An icy package of blanched greens may not be the sexiest vegetable, but when it comes to convenience and helping in the struggle to add greens to every meal, frozen spinach wins. Here's what you need to know to make the most of this freezer staple.


Frozen fruits and vegetables are picked at their peak and flash-frozen, meaning nutrients are preserved at their height of freshness. Adding greens to daily meals, from family-style breakfast omelets to a stuffed manicotti dinner, should be a year-round endeavor and having frozen spinach on hand makes that so much simpler.

Credit: Andrew Purcell


Frozen spinach is typically cooked and frozen either whole-leaf or chopped; the only difference is size and the two types can generally be used interchangeably. Frozen spinach doesn't have to be washed or blanched but it does need to be thawed and most likely drained or squeezed dry -- this can be done by pressing onto the spinach as it sits in a colander, or wrapping it up in a clean kitchen towel and wringing out the excess water. Removing the water prevents the spinach from adding excess moisture to a dish, which is particularly important when using it in recipes where doughs are involved, such as in spinach pie or in a filling or as a pizza topping.

Make this Skillet Spinach Pie Recipe with Frozen Spinach
Credit: David Loftus


One of frozen spinach's greatest virtues -- in addition to being easily stored and accessible year-round in the freezer -- is its soft texture and mild flavor, it's an easy green to win over picky palates. Factor in it's versatility and you know it's a winner, a staple to have on hand. Use frozen spinach for dips, pastas and soups, or give it the creamed spinach treatment. Whether you go classic or shortcut you can use frozen spinach and enjoy the results.

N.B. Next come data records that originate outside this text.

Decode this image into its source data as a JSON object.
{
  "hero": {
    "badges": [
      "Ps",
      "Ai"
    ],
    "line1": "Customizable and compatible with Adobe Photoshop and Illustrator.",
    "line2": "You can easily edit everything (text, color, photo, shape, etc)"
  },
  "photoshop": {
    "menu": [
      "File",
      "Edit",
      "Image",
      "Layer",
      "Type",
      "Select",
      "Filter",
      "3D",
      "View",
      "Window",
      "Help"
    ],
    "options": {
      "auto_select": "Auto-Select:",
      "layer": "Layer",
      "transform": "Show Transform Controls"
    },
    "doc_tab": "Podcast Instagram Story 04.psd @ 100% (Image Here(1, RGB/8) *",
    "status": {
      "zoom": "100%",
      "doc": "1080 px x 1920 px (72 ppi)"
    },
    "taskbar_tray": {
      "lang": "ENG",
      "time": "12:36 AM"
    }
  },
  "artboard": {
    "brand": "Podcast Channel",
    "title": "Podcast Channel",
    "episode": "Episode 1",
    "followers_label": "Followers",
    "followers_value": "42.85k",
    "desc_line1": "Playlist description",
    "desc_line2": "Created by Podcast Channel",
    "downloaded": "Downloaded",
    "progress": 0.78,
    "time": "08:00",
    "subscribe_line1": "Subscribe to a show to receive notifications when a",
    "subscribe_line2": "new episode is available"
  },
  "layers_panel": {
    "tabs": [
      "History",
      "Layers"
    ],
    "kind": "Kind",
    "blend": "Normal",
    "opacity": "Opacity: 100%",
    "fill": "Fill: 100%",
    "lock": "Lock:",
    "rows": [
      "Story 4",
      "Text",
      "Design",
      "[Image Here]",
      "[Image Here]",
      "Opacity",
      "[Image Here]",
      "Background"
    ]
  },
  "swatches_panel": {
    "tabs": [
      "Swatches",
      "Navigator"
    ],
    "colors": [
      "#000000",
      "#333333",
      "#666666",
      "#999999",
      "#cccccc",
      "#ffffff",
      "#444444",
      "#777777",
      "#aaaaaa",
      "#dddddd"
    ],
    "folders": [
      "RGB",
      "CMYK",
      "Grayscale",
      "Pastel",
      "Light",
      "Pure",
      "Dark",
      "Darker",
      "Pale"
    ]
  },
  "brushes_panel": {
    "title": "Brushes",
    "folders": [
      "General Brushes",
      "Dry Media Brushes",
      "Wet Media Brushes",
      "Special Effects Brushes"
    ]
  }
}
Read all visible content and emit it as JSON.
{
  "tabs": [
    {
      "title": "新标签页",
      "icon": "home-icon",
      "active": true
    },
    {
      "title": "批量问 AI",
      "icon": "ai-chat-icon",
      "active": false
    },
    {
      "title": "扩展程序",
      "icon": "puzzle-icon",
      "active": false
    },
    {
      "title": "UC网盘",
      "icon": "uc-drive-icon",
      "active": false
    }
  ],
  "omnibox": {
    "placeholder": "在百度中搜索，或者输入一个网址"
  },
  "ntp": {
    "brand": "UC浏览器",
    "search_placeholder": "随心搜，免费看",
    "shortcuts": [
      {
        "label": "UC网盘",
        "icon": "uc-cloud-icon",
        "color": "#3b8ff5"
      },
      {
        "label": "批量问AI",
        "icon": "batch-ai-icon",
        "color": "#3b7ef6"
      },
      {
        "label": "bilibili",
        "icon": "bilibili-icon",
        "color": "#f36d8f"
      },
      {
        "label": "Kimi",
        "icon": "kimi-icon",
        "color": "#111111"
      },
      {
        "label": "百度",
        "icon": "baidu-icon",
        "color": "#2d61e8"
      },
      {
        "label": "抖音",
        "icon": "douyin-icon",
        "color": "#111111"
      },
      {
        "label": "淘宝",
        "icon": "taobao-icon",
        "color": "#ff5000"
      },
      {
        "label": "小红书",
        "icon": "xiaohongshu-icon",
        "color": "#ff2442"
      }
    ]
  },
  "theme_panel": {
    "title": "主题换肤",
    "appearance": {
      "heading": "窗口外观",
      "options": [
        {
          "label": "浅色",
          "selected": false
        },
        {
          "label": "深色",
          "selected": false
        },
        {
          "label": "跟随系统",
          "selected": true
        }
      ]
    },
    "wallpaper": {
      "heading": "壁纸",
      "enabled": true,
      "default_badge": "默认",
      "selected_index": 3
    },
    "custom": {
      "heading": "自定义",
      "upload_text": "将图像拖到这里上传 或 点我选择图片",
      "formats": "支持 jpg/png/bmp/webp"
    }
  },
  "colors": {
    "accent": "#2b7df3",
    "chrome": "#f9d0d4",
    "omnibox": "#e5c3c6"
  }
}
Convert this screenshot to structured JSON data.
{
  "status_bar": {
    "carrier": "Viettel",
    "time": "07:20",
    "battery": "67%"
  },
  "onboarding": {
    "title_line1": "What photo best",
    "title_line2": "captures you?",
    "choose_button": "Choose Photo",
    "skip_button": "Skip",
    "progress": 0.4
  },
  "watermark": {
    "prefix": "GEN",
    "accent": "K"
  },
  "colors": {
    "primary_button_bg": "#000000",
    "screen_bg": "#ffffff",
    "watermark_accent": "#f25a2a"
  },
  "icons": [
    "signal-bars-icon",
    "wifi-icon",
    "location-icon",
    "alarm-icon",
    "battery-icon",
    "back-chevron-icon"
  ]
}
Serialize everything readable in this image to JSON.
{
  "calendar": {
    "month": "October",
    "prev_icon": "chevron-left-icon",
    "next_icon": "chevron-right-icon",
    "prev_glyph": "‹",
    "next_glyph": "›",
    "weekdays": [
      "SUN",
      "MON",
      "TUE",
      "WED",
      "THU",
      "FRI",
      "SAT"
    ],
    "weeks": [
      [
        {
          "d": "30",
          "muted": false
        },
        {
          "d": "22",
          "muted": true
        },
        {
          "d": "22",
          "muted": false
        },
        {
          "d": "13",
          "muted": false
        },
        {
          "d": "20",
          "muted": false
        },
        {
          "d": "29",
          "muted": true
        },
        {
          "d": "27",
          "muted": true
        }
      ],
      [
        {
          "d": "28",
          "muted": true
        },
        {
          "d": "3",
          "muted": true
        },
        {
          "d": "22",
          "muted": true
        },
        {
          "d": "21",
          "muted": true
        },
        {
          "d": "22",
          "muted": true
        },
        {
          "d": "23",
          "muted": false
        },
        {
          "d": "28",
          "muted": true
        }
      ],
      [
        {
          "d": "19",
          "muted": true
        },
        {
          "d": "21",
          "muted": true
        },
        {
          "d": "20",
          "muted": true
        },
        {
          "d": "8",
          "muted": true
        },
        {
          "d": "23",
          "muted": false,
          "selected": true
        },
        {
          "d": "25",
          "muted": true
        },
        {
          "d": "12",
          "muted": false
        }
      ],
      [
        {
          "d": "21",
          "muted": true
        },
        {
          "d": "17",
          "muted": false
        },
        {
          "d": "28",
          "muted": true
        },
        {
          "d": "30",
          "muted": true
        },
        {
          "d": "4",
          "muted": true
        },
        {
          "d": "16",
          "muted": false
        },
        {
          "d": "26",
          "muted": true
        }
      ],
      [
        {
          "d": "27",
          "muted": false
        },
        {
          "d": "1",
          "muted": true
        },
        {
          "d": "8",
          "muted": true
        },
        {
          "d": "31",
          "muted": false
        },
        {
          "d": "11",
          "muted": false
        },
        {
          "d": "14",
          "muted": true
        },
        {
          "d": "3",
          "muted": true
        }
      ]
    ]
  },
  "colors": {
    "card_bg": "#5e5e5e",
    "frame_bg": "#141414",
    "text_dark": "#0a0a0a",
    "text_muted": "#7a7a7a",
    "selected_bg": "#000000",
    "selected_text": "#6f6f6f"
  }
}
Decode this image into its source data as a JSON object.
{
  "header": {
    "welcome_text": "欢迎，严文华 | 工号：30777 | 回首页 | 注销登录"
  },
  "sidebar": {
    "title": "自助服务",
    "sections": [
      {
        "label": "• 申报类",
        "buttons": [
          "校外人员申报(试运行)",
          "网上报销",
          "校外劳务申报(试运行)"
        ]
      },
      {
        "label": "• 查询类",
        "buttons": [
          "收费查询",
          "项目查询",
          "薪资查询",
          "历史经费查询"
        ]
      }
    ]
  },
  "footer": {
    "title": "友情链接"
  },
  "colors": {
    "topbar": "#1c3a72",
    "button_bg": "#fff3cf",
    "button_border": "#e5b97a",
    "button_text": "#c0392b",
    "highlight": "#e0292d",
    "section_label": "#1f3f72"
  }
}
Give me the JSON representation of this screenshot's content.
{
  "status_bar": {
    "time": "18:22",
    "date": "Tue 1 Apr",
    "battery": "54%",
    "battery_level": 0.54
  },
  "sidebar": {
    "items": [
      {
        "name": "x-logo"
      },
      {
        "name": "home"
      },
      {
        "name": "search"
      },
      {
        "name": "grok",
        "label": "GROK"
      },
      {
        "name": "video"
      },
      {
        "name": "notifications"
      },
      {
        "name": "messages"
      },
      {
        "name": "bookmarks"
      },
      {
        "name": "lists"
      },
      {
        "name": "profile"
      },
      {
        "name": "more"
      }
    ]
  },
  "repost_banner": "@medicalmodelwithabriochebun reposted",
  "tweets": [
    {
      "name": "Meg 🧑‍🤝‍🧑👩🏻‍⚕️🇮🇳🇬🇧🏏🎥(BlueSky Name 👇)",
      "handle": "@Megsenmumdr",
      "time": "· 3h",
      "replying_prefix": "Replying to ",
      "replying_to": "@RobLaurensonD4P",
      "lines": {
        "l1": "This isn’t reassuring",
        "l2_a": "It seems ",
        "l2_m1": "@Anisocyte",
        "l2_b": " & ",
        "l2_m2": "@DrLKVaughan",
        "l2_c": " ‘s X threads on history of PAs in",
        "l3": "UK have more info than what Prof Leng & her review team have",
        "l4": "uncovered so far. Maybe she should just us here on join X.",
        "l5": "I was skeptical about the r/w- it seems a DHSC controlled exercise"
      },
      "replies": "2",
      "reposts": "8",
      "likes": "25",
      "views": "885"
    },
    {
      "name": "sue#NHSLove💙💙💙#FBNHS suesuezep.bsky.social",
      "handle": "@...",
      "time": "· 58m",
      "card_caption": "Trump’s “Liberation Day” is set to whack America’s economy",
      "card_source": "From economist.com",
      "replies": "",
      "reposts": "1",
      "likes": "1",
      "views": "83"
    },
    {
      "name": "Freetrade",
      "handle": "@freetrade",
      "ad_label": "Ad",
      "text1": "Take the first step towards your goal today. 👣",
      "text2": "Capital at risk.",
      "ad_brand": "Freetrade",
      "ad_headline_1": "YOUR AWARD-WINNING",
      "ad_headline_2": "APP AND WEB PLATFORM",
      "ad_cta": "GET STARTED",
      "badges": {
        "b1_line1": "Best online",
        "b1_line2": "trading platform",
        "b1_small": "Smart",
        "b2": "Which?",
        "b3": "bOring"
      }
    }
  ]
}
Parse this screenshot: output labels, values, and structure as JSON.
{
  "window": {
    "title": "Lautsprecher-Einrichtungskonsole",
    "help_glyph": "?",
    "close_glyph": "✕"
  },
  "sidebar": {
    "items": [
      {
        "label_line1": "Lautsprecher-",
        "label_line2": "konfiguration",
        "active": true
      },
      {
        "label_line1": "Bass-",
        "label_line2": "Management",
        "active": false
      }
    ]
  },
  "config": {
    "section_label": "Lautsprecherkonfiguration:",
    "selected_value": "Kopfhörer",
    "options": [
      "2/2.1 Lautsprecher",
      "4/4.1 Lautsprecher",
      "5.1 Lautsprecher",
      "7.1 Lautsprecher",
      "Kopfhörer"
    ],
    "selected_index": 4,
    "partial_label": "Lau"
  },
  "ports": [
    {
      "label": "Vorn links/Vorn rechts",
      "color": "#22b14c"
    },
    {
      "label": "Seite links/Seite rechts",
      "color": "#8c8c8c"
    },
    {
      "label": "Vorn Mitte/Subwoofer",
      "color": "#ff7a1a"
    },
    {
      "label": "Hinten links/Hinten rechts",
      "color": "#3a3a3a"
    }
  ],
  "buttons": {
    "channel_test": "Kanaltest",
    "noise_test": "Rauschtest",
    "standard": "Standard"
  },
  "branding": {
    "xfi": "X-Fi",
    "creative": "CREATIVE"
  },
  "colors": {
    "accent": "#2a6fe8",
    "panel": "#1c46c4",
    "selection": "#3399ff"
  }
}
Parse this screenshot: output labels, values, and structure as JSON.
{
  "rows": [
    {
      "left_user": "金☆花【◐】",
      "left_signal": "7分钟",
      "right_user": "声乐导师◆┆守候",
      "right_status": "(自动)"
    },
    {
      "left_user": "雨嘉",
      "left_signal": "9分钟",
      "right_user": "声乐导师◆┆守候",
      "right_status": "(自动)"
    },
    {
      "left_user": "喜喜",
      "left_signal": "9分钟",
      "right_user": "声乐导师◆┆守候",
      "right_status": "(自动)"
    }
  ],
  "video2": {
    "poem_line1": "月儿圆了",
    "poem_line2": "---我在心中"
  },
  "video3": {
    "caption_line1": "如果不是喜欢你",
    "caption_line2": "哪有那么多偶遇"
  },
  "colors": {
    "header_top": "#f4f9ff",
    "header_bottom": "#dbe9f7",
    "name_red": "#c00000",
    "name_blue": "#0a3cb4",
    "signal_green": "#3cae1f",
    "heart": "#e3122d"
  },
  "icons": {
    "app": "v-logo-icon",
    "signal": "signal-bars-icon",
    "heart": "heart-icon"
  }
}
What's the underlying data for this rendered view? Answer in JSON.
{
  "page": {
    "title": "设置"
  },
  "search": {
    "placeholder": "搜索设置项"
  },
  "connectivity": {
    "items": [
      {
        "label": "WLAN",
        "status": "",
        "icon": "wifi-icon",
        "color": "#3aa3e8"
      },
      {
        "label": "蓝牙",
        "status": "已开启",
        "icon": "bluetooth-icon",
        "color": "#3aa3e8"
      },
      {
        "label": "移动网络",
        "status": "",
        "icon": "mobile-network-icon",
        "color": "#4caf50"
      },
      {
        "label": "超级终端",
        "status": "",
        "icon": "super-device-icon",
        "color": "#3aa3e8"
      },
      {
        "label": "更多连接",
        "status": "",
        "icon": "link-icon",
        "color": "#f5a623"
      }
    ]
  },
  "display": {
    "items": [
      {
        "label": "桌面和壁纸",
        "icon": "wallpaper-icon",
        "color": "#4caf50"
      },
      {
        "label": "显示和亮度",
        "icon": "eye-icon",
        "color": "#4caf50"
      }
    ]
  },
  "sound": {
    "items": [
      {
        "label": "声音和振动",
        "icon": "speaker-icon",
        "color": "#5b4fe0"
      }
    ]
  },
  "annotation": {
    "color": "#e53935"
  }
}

Get the Spinach-and-Cheese Puff Recipe

Watch how to make a delicious vegetarian dinner starring frozen spinach:


Be the first to comment!